"In order to stimulate the economy of our community, we need to have jobs," Byrdsong said. "We've seen other renaissances and we don't feel the talents of African-Americans were fully utilized."
Now is the time for African-Americans to assume roles in the workforce, Byrdsong said, because of the wealth of development about to be underway in the city. He said current and future downtown construction projects mean billions of dollars in economic development initiatives.
"There should be some provisions put in place that ensure more than a good-faith pledge," he said. "None of the opportunities are really available."
Welfare-to-work requirements are mandating that people find employment or lose their benefits, but there is concern that there are not enough unskilled positions to fill the pending demand.
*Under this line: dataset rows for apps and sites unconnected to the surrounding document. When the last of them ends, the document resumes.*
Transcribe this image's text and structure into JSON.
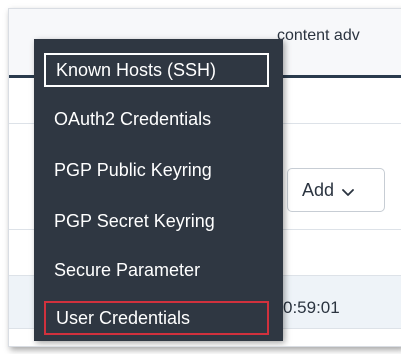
{
  "background": {
    "topbar_text": "content adv",
    "add_button_label": "Add",
    "time_text": "0:59:01"
  },
  "menu": {
    "items": [
      {
        "label": "Known Hosts (SSH)"
      },
      {
        "label": "OAuth2 Credentials"
      },
      {
        "label": "PGP Public Keyring"
      },
      {
        "label": "PGP Secret Keyring"
      },
      {
        "label": "Secure Parameter"
      },
      {
        "label": "User Credentials"
      }
    ]
  },
  "colors": {
    "menu_background": "#2f3742",
    "menu_text": "#ffffff",
    "selected_highlight": "#d1313d",
    "header_accent": "#2a3b4d"
  },
  "icons": {
    "add_dropdown": "chevron-down-icon"
  }
}
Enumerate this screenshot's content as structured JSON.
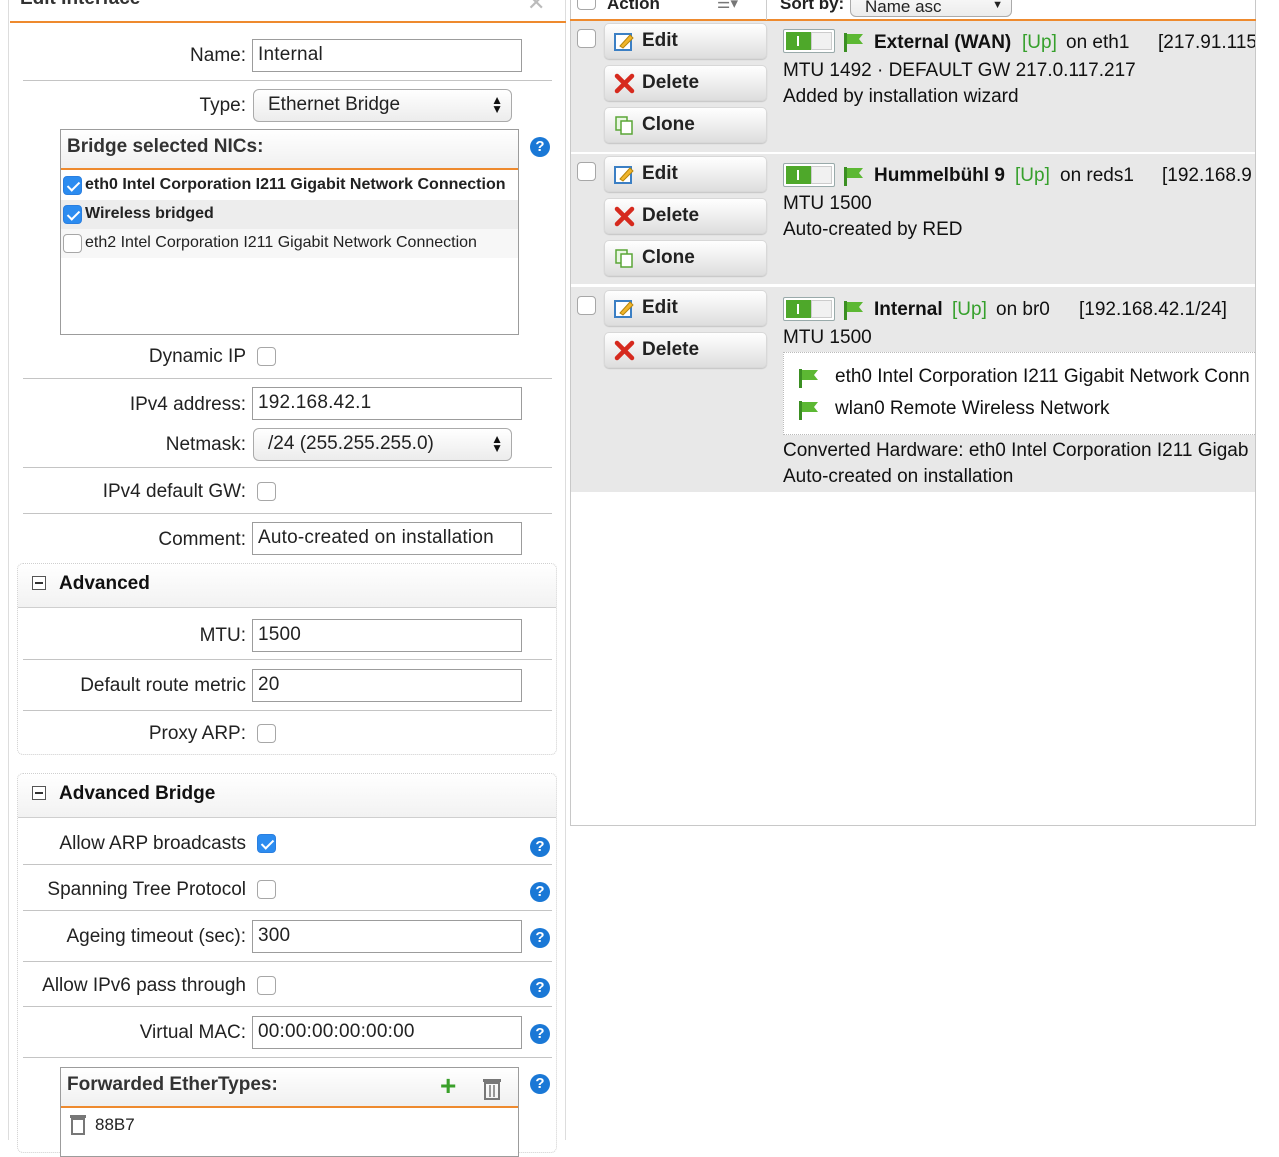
{
  "dialog": {
    "title": "Edit Interface",
    "name_label": "Name:",
    "name_value": "Internal",
    "type_label": "Type:",
    "type_value": "Ethernet Bridge",
    "nics_title": "Bridge selected NICs:",
    "nics": [
      {
        "label": "eth0 Intel Corporation I211 Gigabit Network Connection",
        "checked": true
      },
      {
        "label": "Wireless bridged",
        "checked": true
      },
      {
        "label": "eth2 Intel Corporation I211 Gigabit Network Connection",
        "checked": false
      }
    ],
    "dynamic_ip_label": "Dynamic IP",
    "ipv4_label": "IPv4 address:",
    "ipv4_value": "192.168.42.1",
    "netmask_label": "Netmask:",
    "netmask_value": "/24 (255.255.255.0)",
    "default_gw_label": "IPv4 default GW:",
    "comment_label": "Comment:",
    "comment_value": "Auto-created on installation",
    "advanced": {
      "title": "Advanced",
      "mtu_label": "MTU:",
      "mtu_value": "1500",
      "metric_label": "Default route metric",
      "metric_value": "20",
      "proxy_arp_label": "Proxy ARP:"
    },
    "advanced_bridge": {
      "title": "Advanced Bridge",
      "arp_label": "Allow ARP broadcasts",
      "stp_label": "Spanning Tree Protocol",
      "ageing_label": "Ageing timeout (sec):",
      "ageing_value": "300",
      "ipv6_label": "Allow IPv6 pass through",
      "mac_label": "Virtual MAC:",
      "mac_value": "00:00:00:00:00:00",
      "ethertypes_title": "Forwarded EtherTypes:",
      "ethertypes": [
        "88B7"
      ]
    }
  },
  "list": {
    "action_header": "Action",
    "sort_label": "Sort by:",
    "sort_value": "Name asc",
    "buttons": {
      "edit": "Edit",
      "delete": "Delete",
      "clone": "Clone"
    },
    "entries": [
      {
        "name": "External (WAN)",
        "status": "[Up]",
        "on": "on eth1",
        "addr": "[217.91.115",
        "line1": "MTU 1492 · DEFAULT GW 217.0.117.217",
        "line2": "Added by installation wizard"
      },
      {
        "name": "Hummelbühl 9",
        "status": "[Up]",
        "on": "on reds1",
        "addr": "[192.168.9",
        "line1": "MTU 1500",
        "line2": "Auto-created by RED"
      },
      {
        "name": "Internal",
        "status": "[Up]",
        "on": "on br0",
        "addr": "[192.168.42.1/24]",
        "line1": "MTU 1500",
        "members": [
          "eth0 Intel Corporation I211 Gigabit Network Conn",
          "wlan0 Remote Wireless Network"
        ],
        "line2": "Converted Hardware: eth0 Intel Corporation I211 Gigab",
        "line3": "Auto-created on installation"
      }
    ]
  },
  "colors": {
    "accent": "#ee8a2e",
    "up": "#36a02c",
    "help": "#1a78d6",
    "checked": "#2c8cf0"
  }
}
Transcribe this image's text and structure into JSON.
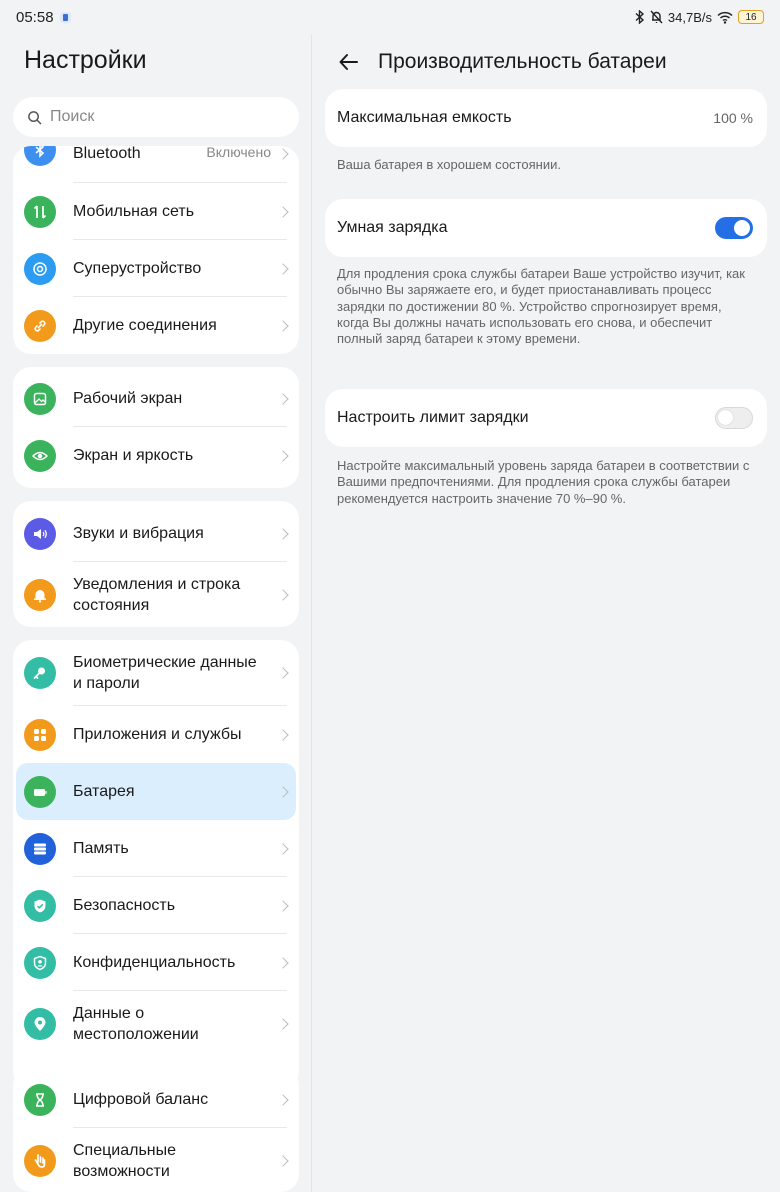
{
  "status": {
    "time": "05:58",
    "net_speed": "34,7B/s",
    "battery_level": "16"
  },
  "left": {
    "title": "Настройки",
    "search_placeholder": "Поиск",
    "groups": [
      {
        "items": [
          {
            "label": "Bluetooth",
            "value": "Включено",
            "icon": "bluetooth-icon",
            "color": "#3d8ff0"
          },
          {
            "label": "Мобильная сеть",
            "icon": "mobile-network-icon",
            "color": "#3bb25c"
          },
          {
            "label": "Суперустройство",
            "icon": "superdevice-icon",
            "color": "#2b9cf2"
          },
          {
            "label": "Другие соединения",
            "icon": "link-icon",
            "color": "#f29a1c"
          }
        ]
      },
      {
        "items": [
          {
            "label": "Рабочий экран",
            "icon": "home-screen-icon",
            "color": "#3bb25c"
          },
          {
            "label": "Экран и яркость",
            "icon": "eye-icon",
            "color": "#3bb25c"
          }
        ]
      },
      {
        "items": [
          {
            "label": "Звуки и вибрация",
            "icon": "sound-icon",
            "color": "#5b5be6"
          },
          {
            "label": "Уведомления и строка состояния",
            "icon": "bell-icon",
            "color": "#f29a1c"
          }
        ]
      },
      {
        "items": [
          {
            "label": "Биометрические данные и пароли",
            "icon": "key-icon",
            "color": "#33bda5"
          },
          {
            "label": "Приложения и службы",
            "icon": "apps-icon",
            "color": "#f29a1c"
          },
          {
            "label": "Батарея",
            "icon": "battery-icon",
            "color": "#3bb25c"
          },
          {
            "label": "Память",
            "icon": "storage-icon",
            "color": "#2161d9"
          },
          {
            "label": "Безопасность",
            "icon": "shield-icon",
            "color": "#33bda5"
          },
          {
            "label": "Конфиденциальность",
            "icon": "privacy-icon",
            "color": "#33bda5"
          },
          {
            "label": "Данные о местоположении",
            "icon": "location-icon",
            "color": "#33bda5"
          }
        ]
      },
      {
        "items": [
          {
            "label": "Цифровой баланс",
            "icon": "hourglass-icon",
            "color": "#3bb25c"
          },
          {
            "label": "Специальные возможности",
            "icon": "accessibility-icon",
            "color": "#f29a1c"
          }
        ]
      }
    ]
  },
  "right": {
    "title": "Производительность батареи",
    "max_capacity": {
      "label": "Максимальная емкость",
      "value": "100 %"
    },
    "capacity_hint": "Ваша батарея в хорошем состоянии.",
    "smart_charging": {
      "label": "Умная зарядка",
      "enabled": true
    },
    "smart_hint": "Для продления срока службы батареи Ваше устройство изучит, как обычно Вы заряжаете его, и будет приостанавливать процесс зарядки по достижении 80 %. Устройство спрогнозирует время, когда Вы должны начать использовать его снова, и обеспечит полный заряд батареи к этому времени.",
    "charge_limit": {
      "label": "Настроить лимит зарядки",
      "enabled": false
    },
    "limit_hint": "Настройте максимальный уровень заряда батареи в соответствии с Вашими предпочтениями. Для продления срока службы батареи рекомендуется настроить значение 70 %–90 %."
  }
}
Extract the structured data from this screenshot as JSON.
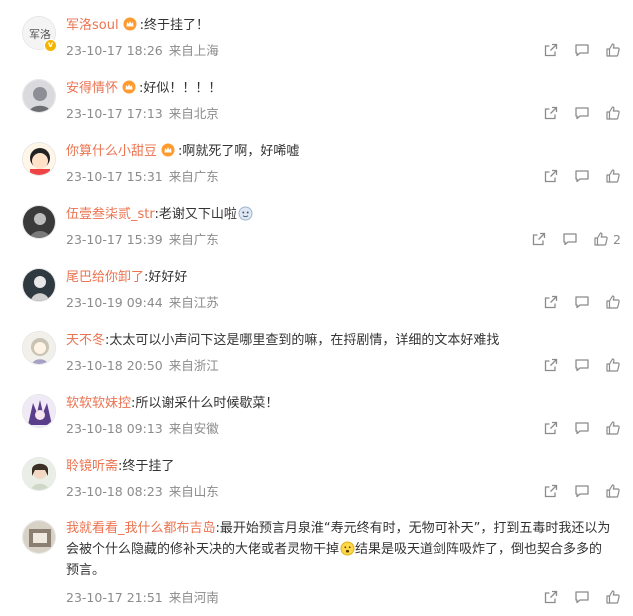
{
  "comments": [
    {
      "user": "军洛soul",
      "sep": ":",
      "text": "终于挂了！",
      "date": "23-10-17 18:26",
      "loc": "来自上海",
      "likes": "",
      "crown": true,
      "verified": true,
      "emoji": false
    },
    {
      "user": "安得情怀",
      "sep": ":",
      "text": "好似！！！！",
      "date": "23-10-17 17:13",
      "loc": "来自北京",
      "likes": "",
      "crown": true,
      "verified": false,
      "emoji": false
    },
    {
      "user": "你算什么小甜豆",
      "sep": ":",
      "text": "啊就死了啊，好唏嘘",
      "date": "23-10-17 15:31",
      "loc": "来自广东",
      "likes": "",
      "crown": true,
      "verified": false,
      "emoji": false
    },
    {
      "user": "伍壹叁柒贰_str",
      "sep": ":",
      "text": "老谢又下山啦",
      "date": "23-10-17 15:39",
      "loc": "来自广东",
      "likes": "2",
      "crown": false,
      "verified": false,
      "emoji": true
    },
    {
      "user": "尾巴给你卸了",
      "sep": ":",
      "text": "好好好",
      "date": "23-10-19 09:44",
      "loc": "来自江苏",
      "likes": "",
      "crown": false,
      "verified": false,
      "emoji": false
    },
    {
      "user": "天不冬",
      "sep": ":",
      "text": "太太可以小声问下这是哪里查到的嘛，在捋剧情，详细的文本好难找",
      "date": "23-10-18 20:50",
      "loc": "来自浙江",
      "likes": "",
      "crown": false,
      "verified": false,
      "emoji": false
    },
    {
      "user": "软软软妹控",
      "sep": ":",
      "text": "所以谢采什么时候歇菜！",
      "date": "23-10-18 09:13",
      "loc": "来自安徽",
      "likes": "",
      "crown": false,
      "verified": false,
      "emoji": false
    },
    {
      "user": "聆镜听斋",
      "sep": ":",
      "text": "终于挂了",
      "date": "23-10-18 08:23",
      "loc": "来自山东",
      "likes": "",
      "crown": false,
      "verified": false,
      "emoji": false
    },
    {
      "user": "我就看看_我什么都布吉岛",
      "sep": ":",
      "text": "最开始预言月泉淮“寿元终有时，无物可补天”，打到五毒时我还以为会被个什么隐藏的修补天决的大佬或者灵物干掉",
      "text2": "结果是吸天道剑阵吸炸了，倒也契合多多的预言。",
      "date": "23-10-17 21:51",
      "loc": "来自河南",
      "likes": "",
      "crown": false,
      "verified": false,
      "emoji": true
    }
  ],
  "colors": {
    "username": "#eb7350",
    "meta": "#8b8b8b",
    "text": "#333333"
  }
}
Byrdsong hopes to address this by establishing a network of partnerships with the private sector and a government clearinghouse for jobs and contracts.
The response from the private sector has been strong. For employers have hired 15 workers so far. Byrdsong remains involved with all of the workers, helping solve problems between employer and employees.
Shawn Ware, owner of Ware Communications in Lexington Technology Park, joined in the program in an effort to give back to the community. Four of his seven employees are from the program.
He teaches his workers the fundamentals of telecommunications wiring for telephone and computer systems in the office and then sends them on the job "to get them to understand what we need and what we want.
"In a training environment, you just don't get experience with all the things you experience out on the job," Ware said.
Dale Lloyd agrees.
"It opens up your mind about a lot of things as far as the workforce and the workplace," said Lloyd, who lives in Penn Hills and works for Ware.
Though he always had a knack for wiring and the like, Lloyd never had a true opportunity to become involved in the field until now.
"This is something you can learn and you can have forever," Lloyd stated. "There are jobs out there. They're there but there's no connection to them...There's a lot of things you don't read about in the paper." Despite the program's success, there has been little support from city and county government. The program is one part of a holistic approach Byrdsong and CEA bring to the community in an attempt to heal the entire family. They provide mentoring and after-school programs for children and various forms of assistance for parents.
New Pittsburgh Courier
May 6, 1998
by Deepak Karamcheti
Courier Staff Writer